|Spanish - Chinese||The Optics Book - Scattering&Spectrum||Written by:Karen|
The Optics Book
Did you ever wonder why the sky was blue?
In 1971, the English scientist, Lord Rayleigh explained the scattering of Light. The scattering of particles smaller than a wavelength is now also referred to as Rayleigh scattering.
The air is filled with thousands of molecules of nitrogen and oxygen. These molecules are spread out randomly. Photons of Light can set these molecules into an oscillation. When this happens, the molecules will absorb and emit photons. The emitted photons are scattered in a random manner because of the random placement of the molecules themselves.
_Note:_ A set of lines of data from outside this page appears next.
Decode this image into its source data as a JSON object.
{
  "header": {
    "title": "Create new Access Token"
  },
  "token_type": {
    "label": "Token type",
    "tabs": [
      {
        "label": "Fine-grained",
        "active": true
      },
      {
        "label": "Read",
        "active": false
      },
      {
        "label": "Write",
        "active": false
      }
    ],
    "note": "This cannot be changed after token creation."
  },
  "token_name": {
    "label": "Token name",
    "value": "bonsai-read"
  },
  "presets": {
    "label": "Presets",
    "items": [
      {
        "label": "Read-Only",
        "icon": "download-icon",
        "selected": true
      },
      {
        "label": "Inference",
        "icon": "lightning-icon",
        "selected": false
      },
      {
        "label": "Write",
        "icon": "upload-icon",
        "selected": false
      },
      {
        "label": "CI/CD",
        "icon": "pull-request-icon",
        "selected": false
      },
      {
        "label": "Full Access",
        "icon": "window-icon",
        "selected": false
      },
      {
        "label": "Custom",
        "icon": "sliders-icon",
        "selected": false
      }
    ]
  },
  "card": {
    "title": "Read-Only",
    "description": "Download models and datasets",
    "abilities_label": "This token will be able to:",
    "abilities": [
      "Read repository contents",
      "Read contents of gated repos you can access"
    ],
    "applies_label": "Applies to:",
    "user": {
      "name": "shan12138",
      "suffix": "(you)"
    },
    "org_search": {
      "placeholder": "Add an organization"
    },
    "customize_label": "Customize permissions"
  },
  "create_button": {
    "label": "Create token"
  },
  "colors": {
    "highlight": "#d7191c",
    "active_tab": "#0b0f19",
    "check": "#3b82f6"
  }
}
Light, which is closer to the ultraviolet part of the electromagnetic spectrum, will scatter more widely than Light that is closer to the infrared part of the electromagnetic spectrum. This is because the molecules of nitrogen and oxygen have natural frequencies that are in the ultraviolet zone. The closer a frequency gets to the natural frequency of the object, the larger the amplitude of the oscillation will be. As the frequency of the Light approaches that of the UV frequency (this would mean the colors like blue and violet), the amplitude of the oscillation would be larger, and the photons would be scattered more widely.
The sky therefore appears to be blue because when the white Light of the sun is scattered, the blue color is scattered the most. It does not appear to be violet, although violet would scatter the most, because there is not much violet in the sunLight. The red side of the spectrum can travel through the atmosphere farther because it does not scatter as much. But, the sky is not always blue. For instance, during sunrise and sunset, the sky appears to be reddish. This is because the rays from the sun approach the earth at closer angles to the atmosphere, and have more molecules to penetrate through. The blue Light is scattered very far about, and the red and orange Lights are the only ones that are able to get through the atmosphere.
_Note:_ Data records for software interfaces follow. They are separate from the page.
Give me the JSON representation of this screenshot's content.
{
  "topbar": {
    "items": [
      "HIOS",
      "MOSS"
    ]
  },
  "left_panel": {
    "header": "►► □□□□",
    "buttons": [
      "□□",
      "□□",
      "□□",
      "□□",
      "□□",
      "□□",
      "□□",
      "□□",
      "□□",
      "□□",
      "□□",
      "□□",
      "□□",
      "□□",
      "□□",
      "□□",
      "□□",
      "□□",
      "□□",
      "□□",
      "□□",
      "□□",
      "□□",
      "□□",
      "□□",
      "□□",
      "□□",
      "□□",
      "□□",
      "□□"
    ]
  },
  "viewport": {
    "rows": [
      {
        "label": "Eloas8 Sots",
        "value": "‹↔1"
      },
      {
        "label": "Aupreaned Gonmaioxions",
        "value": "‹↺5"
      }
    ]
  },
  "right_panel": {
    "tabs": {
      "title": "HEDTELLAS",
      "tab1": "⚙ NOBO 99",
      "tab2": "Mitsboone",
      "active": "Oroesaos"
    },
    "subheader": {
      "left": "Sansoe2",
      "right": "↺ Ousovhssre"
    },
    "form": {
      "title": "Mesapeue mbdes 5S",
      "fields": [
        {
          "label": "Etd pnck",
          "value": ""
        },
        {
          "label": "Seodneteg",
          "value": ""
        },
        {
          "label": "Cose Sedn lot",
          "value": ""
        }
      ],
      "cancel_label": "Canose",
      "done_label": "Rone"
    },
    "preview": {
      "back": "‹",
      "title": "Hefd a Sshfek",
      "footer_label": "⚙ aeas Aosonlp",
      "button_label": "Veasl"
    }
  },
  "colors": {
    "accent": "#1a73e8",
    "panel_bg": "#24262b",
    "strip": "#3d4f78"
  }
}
|The Optics. Made by Karen, Timothy and, César for ThinkQuest . 1999 - 2000 All rights reserved|